Rationalization #25B “I Can’t Help Myself” in part states:
“The distinction between “I can’t stop myself” and “I don’t stop myself” is filament thin, as can be discerned by speaking with any alcoholic.” and ““I couldn’t help myself!” is far too easy a dodge, and while there might be the rare occasions when that description is accurate, it is far more frequently used as an excuse to keep indulging in selfish, personally beneficial, anti-social and unethical conduct, and to try to attract sympathy for being “unable to stop” doing so.”
This seems to defy the “shoulder shrug” that is essential to the mercy granted by the Julie Principle as the user appeals to the principle.
Rationalization #38A “Mercy for Miscreants” in part states:
“Advocates of this rationalization are prone to say things like “Move on!”, “Let it go,” and “Stop beating a dead horse.” Unethical people count on this: their persistent unethical conduct wears us out. Nonetheless, The amount of criticism for actual wrongdoing should be directly and exactly proportional to the extent and seriousness of the wrongful acts.”
Those using this rationalization are making a direct appeal to the Julie Principle also. Whereas the Julie Principle applies to those who are “worn out” by a friend’s unethical or annoying conduct “just moving on”.
Rationalization #46 is the most obviously reliant upon the Julie Principle, “It’s Complicated” states in reference to Ray Rice’s fiancee making the ultimate Julie Principle excuse:
“Ray Rice’s fiancee will allow him to escape accountability for criminally assaulting her, thus putting herself and other women in mortal peril as well as encouraging similarly irresponsible and reckless conduct from similarly deluded and vulnerable women. It may be complicated, but its still wrong. If we don’t criticize people who do obviously wrongful, self-destructive, anti-social things, like marrying domestic abusers and allowing them to avoid the consequences of their actions, then such conduct appears to be acceptable in the eyes of society.”
The Julie Principle is 100% driven by Cognitive Dissonance and Ethics Accounting. We value our friendships and relationships because of what they do for our base needs for community. And we use that value to diminish the negatives that they also bring to the table. If this is valid, as the Julie Principle posits, then the rationalizations are not rationalizations. However, the rationalizations all rely on two key things the Julie Principle doesn’t discuss:
1) The level of “bad” the friend engages in. At some point, such as in the Ray Rice episode – the Julie Principle excuse maker is being *too* merciful in light of unethical conduct.
2) We are all obligated to try to correct unethical behavior, but the friend who applies the Julie Principle excuse to continue being friends with the unethical is at some point completely powerless in their effort to correct the behavior.

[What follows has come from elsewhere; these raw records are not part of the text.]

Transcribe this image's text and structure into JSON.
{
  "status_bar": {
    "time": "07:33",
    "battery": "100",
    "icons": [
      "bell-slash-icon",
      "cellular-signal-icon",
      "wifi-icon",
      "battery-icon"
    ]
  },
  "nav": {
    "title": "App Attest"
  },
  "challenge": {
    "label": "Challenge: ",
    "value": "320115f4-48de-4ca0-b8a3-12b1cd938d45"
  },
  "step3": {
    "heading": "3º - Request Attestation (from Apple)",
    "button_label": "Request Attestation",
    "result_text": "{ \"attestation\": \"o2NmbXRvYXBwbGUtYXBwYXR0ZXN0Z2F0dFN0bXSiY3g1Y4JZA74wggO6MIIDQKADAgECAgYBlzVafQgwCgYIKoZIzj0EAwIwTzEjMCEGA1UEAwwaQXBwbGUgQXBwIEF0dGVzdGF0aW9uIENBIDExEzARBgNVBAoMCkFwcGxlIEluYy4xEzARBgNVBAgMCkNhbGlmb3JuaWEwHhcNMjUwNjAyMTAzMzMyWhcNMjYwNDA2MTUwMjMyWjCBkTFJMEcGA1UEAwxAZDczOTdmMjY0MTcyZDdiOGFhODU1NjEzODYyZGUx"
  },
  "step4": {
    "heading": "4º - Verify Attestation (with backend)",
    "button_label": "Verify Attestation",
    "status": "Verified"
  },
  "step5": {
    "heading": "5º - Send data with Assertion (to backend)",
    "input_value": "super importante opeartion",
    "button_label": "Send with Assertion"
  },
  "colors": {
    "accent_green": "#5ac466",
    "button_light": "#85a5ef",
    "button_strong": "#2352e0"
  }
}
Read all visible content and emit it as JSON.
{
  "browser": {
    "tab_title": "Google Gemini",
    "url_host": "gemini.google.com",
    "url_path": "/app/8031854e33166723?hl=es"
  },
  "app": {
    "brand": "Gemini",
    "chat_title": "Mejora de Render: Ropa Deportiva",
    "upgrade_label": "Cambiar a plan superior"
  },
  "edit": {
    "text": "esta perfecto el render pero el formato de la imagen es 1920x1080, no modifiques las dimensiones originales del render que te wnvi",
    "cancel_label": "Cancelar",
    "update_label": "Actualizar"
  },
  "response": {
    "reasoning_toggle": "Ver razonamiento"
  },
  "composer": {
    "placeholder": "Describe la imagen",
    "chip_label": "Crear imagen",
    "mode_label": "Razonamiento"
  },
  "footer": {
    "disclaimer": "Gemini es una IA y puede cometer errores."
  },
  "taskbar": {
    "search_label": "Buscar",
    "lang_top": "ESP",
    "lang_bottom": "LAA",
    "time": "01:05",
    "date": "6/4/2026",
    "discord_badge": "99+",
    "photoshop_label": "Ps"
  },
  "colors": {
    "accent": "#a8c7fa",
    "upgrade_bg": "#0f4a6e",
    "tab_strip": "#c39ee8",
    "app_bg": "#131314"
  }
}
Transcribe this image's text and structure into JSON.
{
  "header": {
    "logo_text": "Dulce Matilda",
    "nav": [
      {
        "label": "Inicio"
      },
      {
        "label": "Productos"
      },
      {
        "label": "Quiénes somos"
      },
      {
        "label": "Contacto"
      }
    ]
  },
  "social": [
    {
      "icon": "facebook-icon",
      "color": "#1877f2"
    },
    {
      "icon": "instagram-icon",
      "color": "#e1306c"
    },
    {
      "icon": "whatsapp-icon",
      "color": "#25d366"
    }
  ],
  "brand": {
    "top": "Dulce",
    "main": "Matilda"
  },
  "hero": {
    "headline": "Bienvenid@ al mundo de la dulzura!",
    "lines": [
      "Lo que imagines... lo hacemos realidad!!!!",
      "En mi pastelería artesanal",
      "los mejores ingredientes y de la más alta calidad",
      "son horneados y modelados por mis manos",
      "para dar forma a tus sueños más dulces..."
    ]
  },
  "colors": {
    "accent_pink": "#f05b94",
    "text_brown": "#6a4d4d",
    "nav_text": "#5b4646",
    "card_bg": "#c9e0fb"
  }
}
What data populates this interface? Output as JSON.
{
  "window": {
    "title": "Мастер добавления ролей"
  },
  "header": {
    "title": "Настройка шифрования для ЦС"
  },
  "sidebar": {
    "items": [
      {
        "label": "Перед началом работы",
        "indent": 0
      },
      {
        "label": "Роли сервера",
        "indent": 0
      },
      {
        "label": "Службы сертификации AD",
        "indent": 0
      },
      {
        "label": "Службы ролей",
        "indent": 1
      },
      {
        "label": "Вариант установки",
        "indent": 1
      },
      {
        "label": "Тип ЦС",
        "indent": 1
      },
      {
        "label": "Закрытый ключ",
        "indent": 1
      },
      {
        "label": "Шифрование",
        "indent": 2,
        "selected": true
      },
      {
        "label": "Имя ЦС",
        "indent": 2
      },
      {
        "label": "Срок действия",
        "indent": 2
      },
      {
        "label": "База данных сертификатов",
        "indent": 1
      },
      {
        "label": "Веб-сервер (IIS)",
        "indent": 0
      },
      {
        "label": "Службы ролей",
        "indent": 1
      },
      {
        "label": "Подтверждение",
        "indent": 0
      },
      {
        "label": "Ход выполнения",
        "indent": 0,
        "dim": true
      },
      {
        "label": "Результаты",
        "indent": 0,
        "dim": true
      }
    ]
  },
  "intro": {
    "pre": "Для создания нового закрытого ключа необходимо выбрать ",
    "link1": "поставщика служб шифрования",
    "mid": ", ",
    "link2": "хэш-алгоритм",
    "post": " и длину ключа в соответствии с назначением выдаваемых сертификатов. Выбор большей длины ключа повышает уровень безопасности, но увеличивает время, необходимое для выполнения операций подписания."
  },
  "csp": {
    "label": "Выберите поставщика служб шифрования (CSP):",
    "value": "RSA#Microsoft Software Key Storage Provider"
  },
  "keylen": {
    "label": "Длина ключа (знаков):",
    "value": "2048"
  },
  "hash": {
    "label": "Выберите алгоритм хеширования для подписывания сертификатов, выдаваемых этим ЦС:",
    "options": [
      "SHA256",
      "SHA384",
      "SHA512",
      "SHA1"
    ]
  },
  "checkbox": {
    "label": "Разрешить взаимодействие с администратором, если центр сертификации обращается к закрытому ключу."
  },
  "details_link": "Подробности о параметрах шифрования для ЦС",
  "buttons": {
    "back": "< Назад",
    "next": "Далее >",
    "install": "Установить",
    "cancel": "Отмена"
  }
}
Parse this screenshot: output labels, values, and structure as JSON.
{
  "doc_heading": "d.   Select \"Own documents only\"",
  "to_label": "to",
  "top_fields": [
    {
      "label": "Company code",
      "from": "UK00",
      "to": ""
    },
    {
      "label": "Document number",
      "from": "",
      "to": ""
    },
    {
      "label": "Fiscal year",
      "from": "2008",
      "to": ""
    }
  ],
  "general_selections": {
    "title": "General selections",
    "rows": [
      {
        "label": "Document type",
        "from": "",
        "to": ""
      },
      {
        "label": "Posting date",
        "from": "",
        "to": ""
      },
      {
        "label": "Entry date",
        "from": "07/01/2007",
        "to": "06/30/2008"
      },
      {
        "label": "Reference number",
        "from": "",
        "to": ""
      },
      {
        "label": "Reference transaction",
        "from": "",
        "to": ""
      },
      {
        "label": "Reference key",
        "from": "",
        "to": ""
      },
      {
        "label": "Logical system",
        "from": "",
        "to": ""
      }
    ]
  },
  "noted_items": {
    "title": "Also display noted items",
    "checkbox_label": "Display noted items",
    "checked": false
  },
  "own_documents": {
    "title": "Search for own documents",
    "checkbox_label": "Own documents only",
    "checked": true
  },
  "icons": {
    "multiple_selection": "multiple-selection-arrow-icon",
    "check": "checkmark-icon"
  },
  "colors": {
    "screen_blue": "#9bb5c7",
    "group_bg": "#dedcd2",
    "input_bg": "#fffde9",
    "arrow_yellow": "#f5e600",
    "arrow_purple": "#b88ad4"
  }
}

So, I think the Julie Principle has to be re-worded to address those aspects of *when* it’s “ok” to use the principle, versus when, as a matter of fact, a person is obligated to confront their friend/relationship who is in error.
With no additional commentary: